Śiva Naṭarāja

48 000,00

Red sandstone
Northern India
Circa 11th Century, Pratīhāra period
H. 63 cm or 24 ⅞ in

Detailed file



Beautiful stele of Śiva Naṭarāja in the chatura-tāṇḍava pose. It is the 107th step in the 108 step dance of Śiva Naṭarāja, just before he launches into destruction. Śiva as Naṭarāja is the cosmic dancer and is the master and source of all the dance forms and performs the tāṇḍava, the dance in which the universe is created, maintained, and dissolved. The chatura tāṇḍava pose is that where the right leg is firmly placed on the apasmārapuruṣa (ignorance) and the left leg is raised half way into the air shortly before being stretched out as the Naṭarāja tāṇḍava pose.


Śiva’s hair is dressed high in jaṭāmukuṭa and his long, matted tresses, usually piled up in a knot, loosen during the dance and crash into the heavenly bodies, knocking them off course or destroying them utterly. A thin sash runs around the waist. The costume consists of short drawers worn with an elaborate girdle decorated with a floral clasp in front. He wears a tiara with fillet, several ear-rings and a chain of flowers on each shoulder, yajñopavīta, necklace, udarabandha, spiral armlets, bracelets, rings and anklets. The stoic face of Śiva represents his neutrality, thus being in balance and is surrounded by flames which represent the manifest Universe.

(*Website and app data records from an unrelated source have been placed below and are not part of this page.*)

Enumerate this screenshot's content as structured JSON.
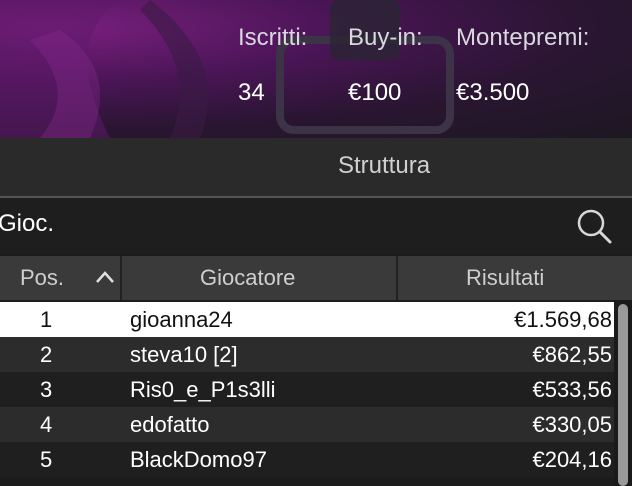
{
  "header": {
    "stats": [
      {
        "label": "Iscritti:",
        "value": "34"
      },
      {
        "label": "Buy-in:",
        "value": "€100"
      },
      {
        "label": "Montepremi:",
        "value": "€3.500"
      }
    ]
  },
  "tabs": {
    "active_label": "Struttura"
  },
  "search": {
    "text": "Gioc.",
    "icon": "search-icon"
  },
  "table": {
    "columns": [
      "Pos.",
      "Giocatore",
      "Risultati"
    ],
    "sort_icon": "chevron-up-icon",
    "rows": [
      {
        "pos": "1",
        "player": "gioanna24",
        "result": "€1.569,68"
      },
      {
        "pos": "2",
        "player": "steva10 [2]",
        "result": "€862,55"
      },
      {
        "pos": "3",
        "player": "Ris0_e_P1s3lli",
        "result": "€533,56"
      },
      {
        "pos": "4",
        "player": "edofatto",
        "result": "€330,05"
      },
      {
        "pos": "5",
        "player": "BlackDomo97",
        "result": "€204,16"
      }
    ]
  },
  "colors": {
    "selected_row": "#ffffff",
    "header_bg": "#3a3a3a"
  }
}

Śiva’s upper right hand holds a small drum shaped like an hourglass (reṇugarbha). A specific hand gesture (mudra) called çlamaru-hasta is used to hold the drum. It symbolizes sound originating creation or the beat of the drum is the passage of time. His lower left hand holds a sword which signifies that he is the destroyer of births and deaths and his mid left hand holds a akṣamālā (rosary) made of rudrākṣa beads which symbolizes concentration. Rudrākṣa mālā have been used by Hindus and Buddhists as rosaries at least from the 10th century for meditation purposes and to sanctify the mind, body and soul.


Śiva’s mid left hand is in abhaya mudra (fearlessness gesture) with a serpent coiled around the forearm, the abhaya mudra is meant to bestow protection from both evil and ignorance to those who follow the righteousness of dharma. His other mid left hand holds a kāpala daṇḍa (skull-club) that derives from the khaṭvaṅga (long skull-capped staff originally created to be used as a weapon). Most of the Śiva temples in south India have a separate shrine for Naṭarāja inside their temple premises. A separate hall called Nāṭa mandapam is present next to the Naṭarāja shrine for the dance presentations.

Provenance: Private collection, United-Kingdom.

Art Loss Register Certificate, ref. S00090120.

  • Rao, T.A. Gopinatha, Elements of Hindu Iconography, Vol. II, Part-I, Indological Book House, Varanasi, 1971, p. 223-231
  • Govindarajan Hema, The Nataraja Image from Asanpat, in Dimension of Indian Art, I, 1986
  • Lord Shiva Nataraja : The Cosmic Dancer, OHRJ, Vol. XLVII, No. 3, p. 94-100